+++ EXERCISE DATA +++
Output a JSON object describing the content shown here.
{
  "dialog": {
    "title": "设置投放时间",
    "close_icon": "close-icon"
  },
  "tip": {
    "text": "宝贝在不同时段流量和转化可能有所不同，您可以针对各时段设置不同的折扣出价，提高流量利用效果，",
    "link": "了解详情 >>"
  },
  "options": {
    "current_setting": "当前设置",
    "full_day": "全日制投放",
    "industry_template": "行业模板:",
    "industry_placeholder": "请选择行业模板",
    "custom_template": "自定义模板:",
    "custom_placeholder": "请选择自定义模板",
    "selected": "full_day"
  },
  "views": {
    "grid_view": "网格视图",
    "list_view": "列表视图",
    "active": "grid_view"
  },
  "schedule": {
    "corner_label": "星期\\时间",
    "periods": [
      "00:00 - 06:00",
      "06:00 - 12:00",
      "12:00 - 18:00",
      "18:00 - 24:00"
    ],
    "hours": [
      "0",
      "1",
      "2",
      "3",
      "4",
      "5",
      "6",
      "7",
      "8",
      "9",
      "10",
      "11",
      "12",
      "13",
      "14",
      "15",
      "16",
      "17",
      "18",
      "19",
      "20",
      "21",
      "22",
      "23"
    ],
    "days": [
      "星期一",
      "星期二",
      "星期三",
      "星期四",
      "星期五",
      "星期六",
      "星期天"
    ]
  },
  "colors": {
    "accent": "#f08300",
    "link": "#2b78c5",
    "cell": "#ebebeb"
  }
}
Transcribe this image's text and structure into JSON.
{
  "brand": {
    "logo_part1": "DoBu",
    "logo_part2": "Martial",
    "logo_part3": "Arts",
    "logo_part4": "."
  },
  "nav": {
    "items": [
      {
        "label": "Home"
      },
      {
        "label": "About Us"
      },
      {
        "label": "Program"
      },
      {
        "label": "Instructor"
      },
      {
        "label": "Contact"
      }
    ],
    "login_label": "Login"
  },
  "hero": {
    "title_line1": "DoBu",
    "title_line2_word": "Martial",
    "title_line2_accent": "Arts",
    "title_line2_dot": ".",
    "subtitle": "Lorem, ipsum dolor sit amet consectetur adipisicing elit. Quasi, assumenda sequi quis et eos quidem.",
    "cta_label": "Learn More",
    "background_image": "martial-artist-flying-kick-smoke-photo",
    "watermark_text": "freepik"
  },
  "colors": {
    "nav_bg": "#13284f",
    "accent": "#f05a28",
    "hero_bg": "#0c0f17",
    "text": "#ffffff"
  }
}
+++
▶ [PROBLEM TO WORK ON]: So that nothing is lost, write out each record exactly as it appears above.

▶ [TASK ANSWER]:
Output a JSON object describing the content shown here.
{
  "dialog": {
    "title": "设置投放时间",
    "close_icon": "close-icon"
  },
  "tip": {
    "text": "宝贝在不同时段流量和转化可能有所不同，您可以针对各时段设置不同的折扣出价，提高流量利用效果，",
    "link": "了解详情 >>"
  },
  "options": {
    "current_setting": "当前设置",
    "full_day": "全日制投放",
    "industry_template": "行业模板:",
    "industry_placeholder": "请选择行业模板",
    "custom_template": "自定义模板:",
    "custom_placeholder": "请选择自定义模板",
    "selected": "full_day"
  },
  "views": {
    "grid_view": "网格视图",
    "list_view": "列表视图",
    "active": "grid_view"
  },
  "schedule": {
    "corner_label": "星期\\时间",
    "periods": [
      "00:00 - 06:00",
      "06:00 - 12:00",
      "12:00 - 18:00",
      "18:00 - 24:00"
    ],
    "hours": [
      "0",
      "1",
      "2",
      "3",
      "4",
      "5",
      "6",
      "7",
      "8",
      "9",
      "10",
      "11",
      "12",
      "13",
      "14",
      "15",
      "16",
      "17",
      "18",
      "19",
      "20",
      "21",
      "22",
      "23"
    ],
    "days": [
      "星期一",
      "星期二",
      "星期三",
      "星期四",
      "星期五",
      "星期六",
      "星期天"
    ]
  },
  "colors": {
    "accent": "#f08300",
    "link": "#2b78c5",
    "cell": "#ebebeb"
  }
}
Transcribe this image's text and structure into JSON.
{
  "brand": {
    "logo_part1": "DoBu",
    "logo_part2": "Martial",
    "logo_part3": "Arts",
    "logo_part4": "."
  },
  "nav": {
    "items": [
      {
        "label": "Home"
      },
      {
        "label": "About Us"
      },
      {
        "label": "Program"
      },
      {
        "label": "Instructor"
      },
      {
        "label": "Contact"
      }
    ],
    "login_label": "Login"
  },
  "hero": {
    "title_line1": "DoBu",
    "title_line2_word": "Martial",
    "title_line2_accent": "Arts",
    "title_line2_dot": ".",
    "subtitle": "Lorem, ipsum dolor sit amet consectetur adipisicing elit. Quasi, assumenda sequi quis et eos quidem.",
    "cta_label": "Learn More",
    "background_image": "martial-artist-flying-kick-smoke-photo",
    "watermark_text": "freepik"
  },
  "colors": {
    "nav_bg": "#13284f",
    "accent": "#f05a28",
    "hero_bg": "#0c0f17",
    "text": "#ffffff"
  }
}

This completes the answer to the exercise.